Sri Lanka joins the World Bank’s Human Capital Project
The government of Sri Lanka has pledged to accelerate more and better investment in human capital – health, education and social protection – becoming the 82nd country to join the World Bank’s Human Capital Project.
At a high-level human capital summit today, at least 12 Ministers and Ministers of State, Secretaries and Secretaries of State, as well as several senior officials, including the Director General of the Ministry of Finance, met in person to discuss priorities to accelerate investments in human capital to increase future productivity and economic growth, and enable green, resilient and inclusive development.
The event also attracted around 200 connected virtual observers from around the world and based in Sri Lanka.
“Investing in people is central to our government strategy and essential to ensuring a successful recovery from COVID-19. We will continue to prioritize investments in human capital, improve early childhood education, ensure universal primary and secondary education, increase access and quality of higher education, as well as the technical and vocational education, improve the quality of the health care system to meet future health care challenges and support vulnerable individuals and families through Samurdhi and other safety nets and employment programs,” Finance Minister Basil Rajapaksa said.

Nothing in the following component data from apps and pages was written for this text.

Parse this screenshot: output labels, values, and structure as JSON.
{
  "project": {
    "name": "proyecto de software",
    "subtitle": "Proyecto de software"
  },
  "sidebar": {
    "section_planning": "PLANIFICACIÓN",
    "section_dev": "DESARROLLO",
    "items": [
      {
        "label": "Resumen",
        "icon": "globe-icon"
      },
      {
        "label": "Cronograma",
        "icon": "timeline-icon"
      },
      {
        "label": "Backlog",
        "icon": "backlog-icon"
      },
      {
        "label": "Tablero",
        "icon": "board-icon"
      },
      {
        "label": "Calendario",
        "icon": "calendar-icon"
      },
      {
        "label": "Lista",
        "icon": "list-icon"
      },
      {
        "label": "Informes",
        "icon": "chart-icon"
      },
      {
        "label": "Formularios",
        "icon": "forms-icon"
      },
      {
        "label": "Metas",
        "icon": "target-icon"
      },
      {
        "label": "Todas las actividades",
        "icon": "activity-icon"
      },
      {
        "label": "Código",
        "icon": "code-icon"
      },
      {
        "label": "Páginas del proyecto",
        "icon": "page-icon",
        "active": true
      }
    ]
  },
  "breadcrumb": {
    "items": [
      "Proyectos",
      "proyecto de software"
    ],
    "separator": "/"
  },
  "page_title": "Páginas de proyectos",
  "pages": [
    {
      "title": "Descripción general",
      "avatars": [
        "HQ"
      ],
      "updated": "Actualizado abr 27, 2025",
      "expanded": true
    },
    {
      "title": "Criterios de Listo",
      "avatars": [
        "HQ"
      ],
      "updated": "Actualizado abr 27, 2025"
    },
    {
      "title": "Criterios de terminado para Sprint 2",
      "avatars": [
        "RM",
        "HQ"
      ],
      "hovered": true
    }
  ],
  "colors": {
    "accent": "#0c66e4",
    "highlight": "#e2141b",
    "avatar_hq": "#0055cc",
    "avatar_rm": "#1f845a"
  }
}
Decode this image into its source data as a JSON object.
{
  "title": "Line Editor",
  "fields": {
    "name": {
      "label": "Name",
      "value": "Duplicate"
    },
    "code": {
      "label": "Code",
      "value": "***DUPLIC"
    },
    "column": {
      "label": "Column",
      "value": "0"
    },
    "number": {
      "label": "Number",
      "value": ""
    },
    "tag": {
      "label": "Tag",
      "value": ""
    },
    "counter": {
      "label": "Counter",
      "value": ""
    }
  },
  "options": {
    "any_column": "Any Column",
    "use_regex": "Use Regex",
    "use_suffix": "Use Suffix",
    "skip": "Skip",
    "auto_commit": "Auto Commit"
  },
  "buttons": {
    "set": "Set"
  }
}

Sri Lanka’s strong human development record is reflected in the relatively high Human Capital Index score before COVID-19, which is higher than the South Asia region and global averages.

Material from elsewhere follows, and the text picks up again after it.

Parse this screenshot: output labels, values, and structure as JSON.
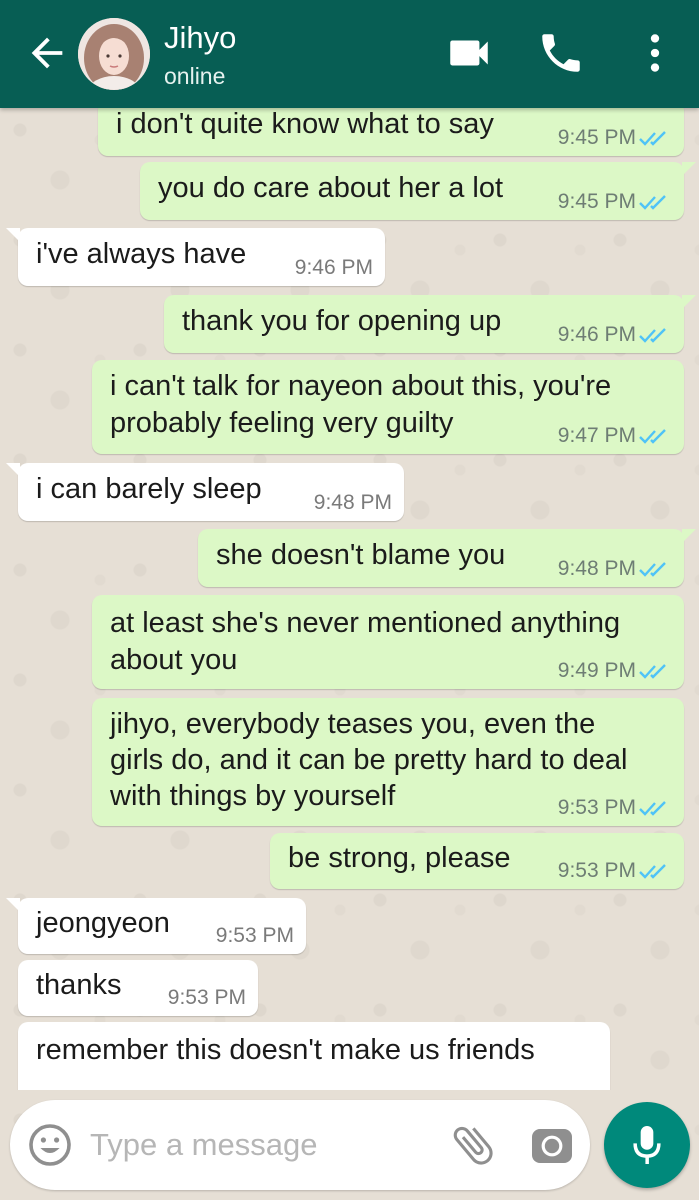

However, the COVID-19 pandemic has had a significant impact on human capital accumulation in Sri Lanka, including job losses, a devastating learning crisis and worsening malnutrition. This has led to increased poverty and vulnerability, especially among groups that lack coping mechanisms and are already disadvantaged.

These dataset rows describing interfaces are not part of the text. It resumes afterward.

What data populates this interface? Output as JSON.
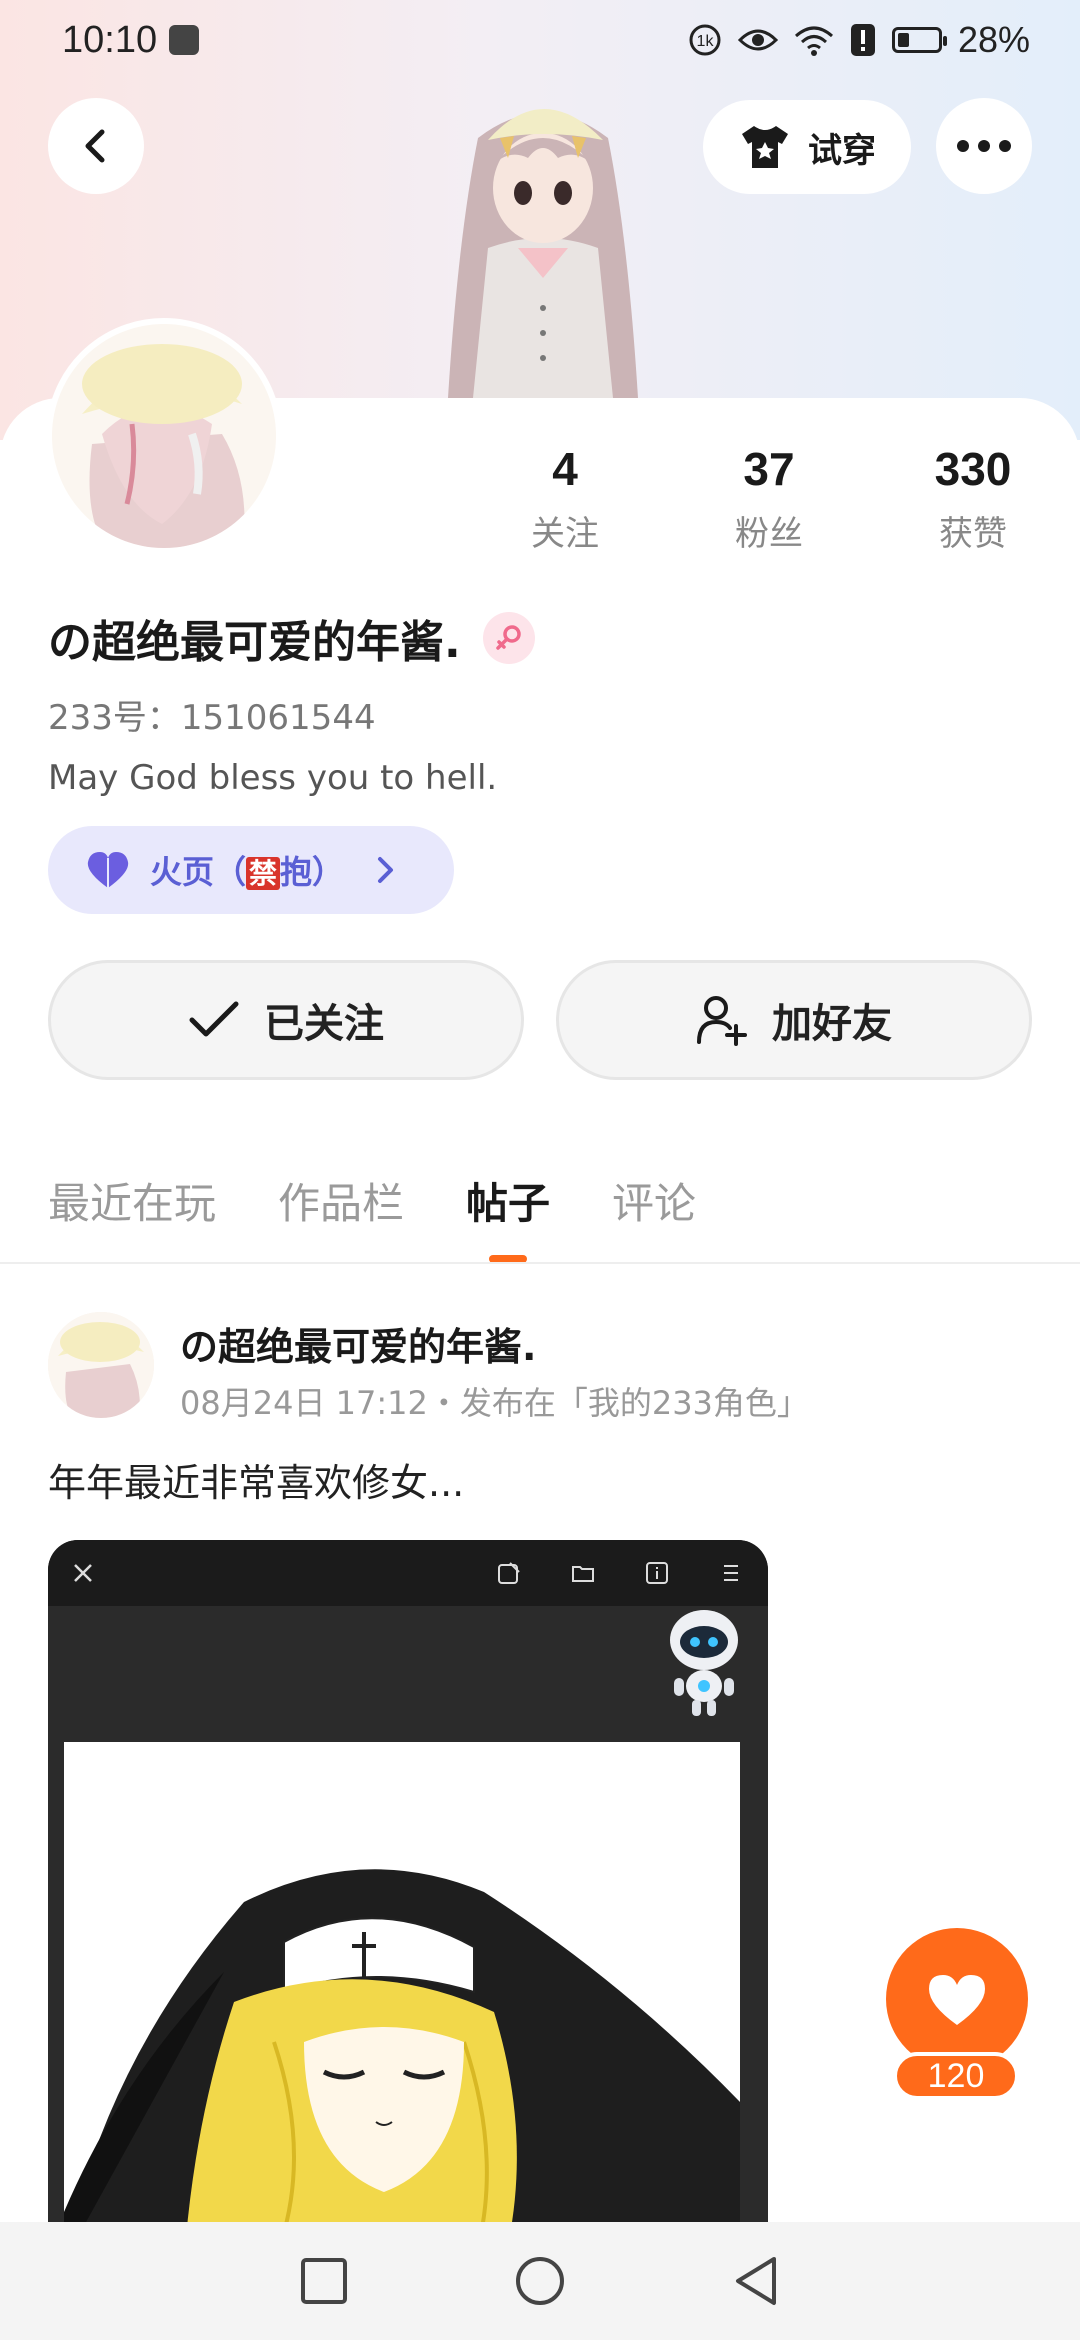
{
  "status_bar": {
    "time": "10:10",
    "battery": "28%",
    "battery_level": 0.28
  },
  "header": {
    "tryon_label": "试穿"
  },
  "profile": {
    "stats": [
      {
        "value": "4",
        "label": "关注"
      },
      {
        "value": "37",
        "label": "粉丝"
      },
      {
        "value": "330",
        "label": "获赞"
      }
    ],
    "username": "の超绝最可爱的年酱.",
    "uid": "233号：151061544",
    "bio": "May God bless you to hell.",
    "tag": {
      "prefix": "火页（",
      "ban_char": "禁",
      "suffix": "抱）"
    },
    "follow_button": "已关注",
    "add_friend_button": "加好友"
  },
  "tabs": [
    {
      "label": "最近在玩",
      "active": false
    },
    {
      "label": "作品栏",
      "active": false
    },
    {
      "label": "帖子",
      "active": true
    },
    {
      "label": "评论",
      "active": false
    }
  ],
  "post": {
    "author": "の超绝最可爱的年酱.",
    "meta": "08月24日 17:12・发布在「我的233角色」",
    "text": "年年最近非常喜欢修女..."
  },
  "like": {
    "count": "120"
  },
  "colors": {
    "accent": "#ff6a1a",
    "tag_bg": "#e8e8fc",
    "tag_text": "#5a5fd4"
  }
}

The World Bank is helping the government of Sri Lanka address its human capital challenges through targeted engagements in health, education and social protection, in line with the government’s national policy framework on human capital. prospects of prosperity and splendour.
“Protecting and investing in people will be key to Sri Lanka’s recovery from the pandemic and to boosting future productivity and economic growth,” said Hartwig Schafer, World Bank Vice President for South Asia. South. “Sri Lanka’s membership in the Human Capital Project is timely for the country to protect its hard-earned gains. The World Bank stands ready to help Sri Lanka accelerate human capital development and pave the way for more inclusive and resilient growth.
The Human Capital Project is a global effort to accelerate investments in people for inclusive economic growth. It makes the case for investing in the human capital of the next generation; provides access to a measurement, research and analysis program that helps invest in and protect human capital; and supports peer learning for countries as they develop and implement accelerated priorities for human capital development.
Committing to the cause of accelerating investment in people, ministers attending the event made the following statements:
“Investments in education are key to achieving higher levels of human capital outcomes in Sri Lanka. Our ministry has made every effort to provide inclusive early childhood education and school education to all children. Opportunities to receive quality higher education and vocational training contribute to increased productivity, resilience and improved labor market outcomes. We look forward to working with the World Bank to invest in children and youth to realize their potential to contribute to the economy,” Education Minister Dinesh Gunawardene said.
“A healthy population is the foundation for improving a nation’s human capital. Prioritizing investments in nutrition at every stage of a human’s life and ensuring a responsive and robust health system are paramount. At the same time, leveraging technology will further improve the efficiency, quality and governance of health service delivery,” said Minister of Health Keheliya Rambukwella.
“Securing and restoring jobs and incomes will be central to Sri Lanka’s recovery from the pandemic. We need more ambitious policies and programs to address these challenges, as well as effective social protection strategies and social insurance programs. Sri Lanka can reap the full benefits of investments in human capital by improving labor market programs, especially for migrant workers. We look forward to working with the World Bank to improve Sri Lanka’s labor market programs, social protection and labor policies to realize the full potential of all Sri Lankans,” said Minister of Labor Nimal Siripala DeSilva.